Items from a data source
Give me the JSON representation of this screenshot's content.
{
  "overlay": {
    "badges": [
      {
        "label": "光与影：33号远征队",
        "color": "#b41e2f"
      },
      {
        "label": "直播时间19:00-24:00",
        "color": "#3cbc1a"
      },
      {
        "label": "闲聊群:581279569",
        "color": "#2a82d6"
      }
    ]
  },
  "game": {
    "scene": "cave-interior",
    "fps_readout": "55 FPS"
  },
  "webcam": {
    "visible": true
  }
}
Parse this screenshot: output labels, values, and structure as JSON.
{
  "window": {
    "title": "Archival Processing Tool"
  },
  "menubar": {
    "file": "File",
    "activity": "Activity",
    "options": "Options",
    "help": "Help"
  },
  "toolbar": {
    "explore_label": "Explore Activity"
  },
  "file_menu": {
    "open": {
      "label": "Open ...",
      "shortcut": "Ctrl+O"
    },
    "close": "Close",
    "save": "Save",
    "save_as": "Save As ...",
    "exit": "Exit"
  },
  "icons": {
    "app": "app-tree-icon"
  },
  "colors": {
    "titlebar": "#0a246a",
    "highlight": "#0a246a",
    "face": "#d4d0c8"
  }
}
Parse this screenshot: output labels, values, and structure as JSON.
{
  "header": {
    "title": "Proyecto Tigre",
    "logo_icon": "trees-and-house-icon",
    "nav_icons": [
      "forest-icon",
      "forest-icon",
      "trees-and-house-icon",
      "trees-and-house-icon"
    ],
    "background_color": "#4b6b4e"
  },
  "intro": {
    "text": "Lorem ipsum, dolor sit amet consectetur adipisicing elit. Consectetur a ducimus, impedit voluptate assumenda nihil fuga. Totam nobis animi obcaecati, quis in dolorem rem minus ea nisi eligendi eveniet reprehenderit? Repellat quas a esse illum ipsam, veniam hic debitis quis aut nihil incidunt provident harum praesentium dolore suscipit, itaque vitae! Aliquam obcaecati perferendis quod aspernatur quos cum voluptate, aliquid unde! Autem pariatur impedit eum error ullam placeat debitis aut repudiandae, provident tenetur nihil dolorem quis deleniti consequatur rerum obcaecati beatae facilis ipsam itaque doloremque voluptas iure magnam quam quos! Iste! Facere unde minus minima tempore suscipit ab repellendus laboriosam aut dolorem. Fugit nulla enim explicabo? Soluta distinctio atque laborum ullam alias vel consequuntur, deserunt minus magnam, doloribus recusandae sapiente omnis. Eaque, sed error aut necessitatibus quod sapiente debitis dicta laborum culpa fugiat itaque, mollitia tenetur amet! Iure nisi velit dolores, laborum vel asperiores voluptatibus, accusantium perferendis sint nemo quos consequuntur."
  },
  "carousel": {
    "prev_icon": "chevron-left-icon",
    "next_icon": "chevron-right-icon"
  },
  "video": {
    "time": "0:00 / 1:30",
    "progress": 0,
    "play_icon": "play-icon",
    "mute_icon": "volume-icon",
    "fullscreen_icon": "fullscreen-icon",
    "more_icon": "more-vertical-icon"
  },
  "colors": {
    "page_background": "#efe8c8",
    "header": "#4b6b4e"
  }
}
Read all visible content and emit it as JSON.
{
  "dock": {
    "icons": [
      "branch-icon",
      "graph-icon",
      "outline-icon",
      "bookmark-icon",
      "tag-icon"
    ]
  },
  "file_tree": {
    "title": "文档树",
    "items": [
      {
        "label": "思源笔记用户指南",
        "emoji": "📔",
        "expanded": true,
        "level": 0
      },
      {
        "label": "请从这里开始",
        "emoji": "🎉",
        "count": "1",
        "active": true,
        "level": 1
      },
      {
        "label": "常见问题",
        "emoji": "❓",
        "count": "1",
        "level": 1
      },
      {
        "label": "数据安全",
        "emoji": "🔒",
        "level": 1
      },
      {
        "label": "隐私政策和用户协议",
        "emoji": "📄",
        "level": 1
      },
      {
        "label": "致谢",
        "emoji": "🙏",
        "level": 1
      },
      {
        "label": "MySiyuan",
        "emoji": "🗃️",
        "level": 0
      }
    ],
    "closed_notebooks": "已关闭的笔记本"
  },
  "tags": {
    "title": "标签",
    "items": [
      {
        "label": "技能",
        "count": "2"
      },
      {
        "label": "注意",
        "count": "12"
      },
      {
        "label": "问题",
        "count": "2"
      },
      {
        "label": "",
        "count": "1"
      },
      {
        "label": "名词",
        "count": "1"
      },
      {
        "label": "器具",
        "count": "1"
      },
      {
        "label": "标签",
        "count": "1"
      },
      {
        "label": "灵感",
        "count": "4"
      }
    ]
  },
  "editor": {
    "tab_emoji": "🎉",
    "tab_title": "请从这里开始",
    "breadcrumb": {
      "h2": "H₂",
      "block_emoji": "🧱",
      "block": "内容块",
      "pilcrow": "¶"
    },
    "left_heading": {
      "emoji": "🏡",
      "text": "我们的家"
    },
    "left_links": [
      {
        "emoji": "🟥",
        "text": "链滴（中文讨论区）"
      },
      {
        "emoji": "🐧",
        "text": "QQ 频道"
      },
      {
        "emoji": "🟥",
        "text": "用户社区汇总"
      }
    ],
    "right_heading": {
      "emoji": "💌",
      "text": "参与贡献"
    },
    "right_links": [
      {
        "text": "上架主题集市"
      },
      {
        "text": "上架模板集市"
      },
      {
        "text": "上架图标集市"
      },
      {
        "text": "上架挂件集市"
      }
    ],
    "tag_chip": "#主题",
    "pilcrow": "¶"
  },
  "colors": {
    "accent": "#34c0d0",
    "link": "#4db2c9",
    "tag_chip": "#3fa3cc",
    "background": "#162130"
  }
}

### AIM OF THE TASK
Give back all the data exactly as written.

### YOUR SOLUTION
Give me the JSON representation of this screenshot's content.
{
  "overlay": {
    "badges": [
      {
        "label": "光与影：33号远征队",
        "color": "#b41e2f"
      },
      {
        "label": "直播时间19:00-24:00",
        "color": "#3cbc1a"
      },
      {
        "label": "闲聊群:581279569",
        "color": "#2a82d6"
      }
    ]
  },
  "game": {
    "scene": "cave-interior",
    "fps_readout": "55 FPS"
  },
  "webcam": {
    "visible": true
  }
}
Parse this screenshot: output labels, values, and structure as JSON.
{
  "window": {
    "title": "Archival Processing Tool"
  },
  "menubar": {
    "file": "File",
    "activity": "Activity",
    "options": "Options",
    "help": "Help"
  },
  "toolbar": {
    "explore_label": "Explore Activity"
  },
  "file_menu": {
    "open": {
      "label": "Open ...",
      "shortcut": "Ctrl+O"
    },
    "close": "Close",
    "save": "Save",
    "save_as": "Save As ...",
    "exit": "Exit"
  },
  "icons": {
    "app": "app-tree-icon"
  },
  "colors": {
    "titlebar": "#0a246a",
    "highlight": "#0a246a",
    "face": "#d4d0c8"
  }
}
Parse this screenshot: output labels, values, and structure as JSON.
{
  "header": {
    "title": "Proyecto Tigre",
    "logo_icon": "trees-and-house-icon",
    "nav_icons": [
      "forest-icon",
      "forest-icon",
      "trees-and-house-icon",
      "trees-and-house-icon"
    ],
    "background_color": "#4b6b4e"
  },
  "intro": {
    "text": "Lorem ipsum, dolor sit amet consectetur adipisicing elit. Consectetur a ducimus, impedit voluptate assumenda nihil fuga. Totam nobis animi obcaecati, quis in dolorem rem minus ea nisi eligendi eveniet reprehenderit? Repellat quas a esse illum ipsam, veniam hic debitis quis aut nihil incidunt provident harum praesentium dolore suscipit, itaque vitae! Aliquam obcaecati perferendis quod aspernatur quos cum voluptate, aliquid unde! Autem pariatur impedit eum error ullam placeat debitis aut repudiandae, provident tenetur nihil dolorem quis deleniti consequatur rerum obcaecati beatae facilis ipsam itaque doloremque voluptas iure magnam quam quos! Iste! Facere unde minus minima tempore suscipit ab repellendus laboriosam aut dolorem. Fugit nulla enim explicabo? Soluta distinctio atque laborum ullam alias vel consequuntur, deserunt minus magnam, doloribus recusandae sapiente omnis. Eaque, sed error aut necessitatibus quod sapiente debitis dicta laborum culpa fugiat itaque, mollitia tenetur amet! Iure nisi velit dolores, laborum vel asperiores voluptatibus, accusantium perferendis sint nemo quos consequuntur."
  },
  "carousel": {
    "prev_icon": "chevron-left-icon",
    "next_icon": "chevron-right-icon"
  },
  "video": {
    "time": "0:00 / 1:30",
    "progress": 0,
    "play_icon": "play-icon",
    "mute_icon": "volume-icon",
    "fullscreen_icon": "fullscreen-icon",
    "more_icon": "more-vertical-icon"
  },
  "colors": {
    "page_background": "#efe8c8",
    "header": "#4b6b4e"
  }
}
Read all visible content and emit it as JSON.
{
  "dock": {
    "icons": [
      "branch-icon",
      "graph-icon",
      "outline-icon",
      "bookmark-icon",
      "tag-icon"
    ]
  },
  "file_tree": {
    "title": "文档树",
    "items": [
      {
        "label": "思源笔记用户指南",
        "emoji": "📔",
        "expanded": true,
        "level": 0
      },
      {
        "label": "请从这里开始",
        "emoji": "🎉",
        "count": "1",
        "active": true,
        "level": 1
      },
      {
        "label": "常见问题",
        "emoji": "❓",
        "count": "1",
        "level": 1
      },
      {
        "label": "数据安全",
        "emoji": "🔒",
        "level": 1
      },
      {
        "label": "隐私政策和用户协议",
        "emoji": "📄",
        "level": 1
      },
      {
        "label": "致谢",
        "emoji": "🙏",
        "level": 1
      },
      {
        "label": "MySiyuan",
        "emoji": "🗃️",
        "level": 0
      }
    ],
    "closed_notebooks": "已关闭的笔记本"
  },
  "tags": {
    "title": "标签",
    "items": [
      {
        "label": "技能",
        "count": "2"
      },
      {
        "label": "注意",
        "count": "12"
      },
      {
        "label": "问题",
        "count": "2"
      },
      {
        "label": "",
        "count": "1"
      },
      {
        "label": "名词",
        "count": "1"
      },
      {
        "label": "器具",
        "count": "1"
      },
      {
        "label": "标签",
        "count": "1"
      },
      {
        "label": "灵感",
        "count": "4"
      }
    ]
  },
  "editor": {
    "tab_emoji": "🎉",
    "tab_title": "请从这里开始",
    "breadcrumb": {
      "h2": "H₂",
      "block_emoji": "🧱",
      "block": "内容块",
      "pilcrow": "¶"
    },
    "left_heading": {
      "emoji": "🏡",
      "text": "我们的家"
    },
    "left_links": [
      {
        "emoji": "🟥",
        "text": "链滴（中文讨论区）"
      },
      {
        "emoji": "🐧",
        "text": "QQ 频道"
      },
      {
        "emoji": "🟥",
        "text": "用户社区汇总"
      }
    ],
    "right_heading": {
      "emoji": "💌",
      "text": "参与贡献"
    },
    "right_links": [
      {
        "text": "上架主题集市"
      },
      {
        "text": "上架模板集市"
      },
      {
        "text": "上架图标集市"
      },
      {
        "text": "上架挂件集市"
      }
    ],
    "tag_chip": "#主题",
    "pilcrow": "¶"
  },
  "colors": {
    "accent": "#34c0d0",
    "link": "#4db2c9",
    "tag_chip": "#3fa3cc",
    "background": "#162130"
  }
}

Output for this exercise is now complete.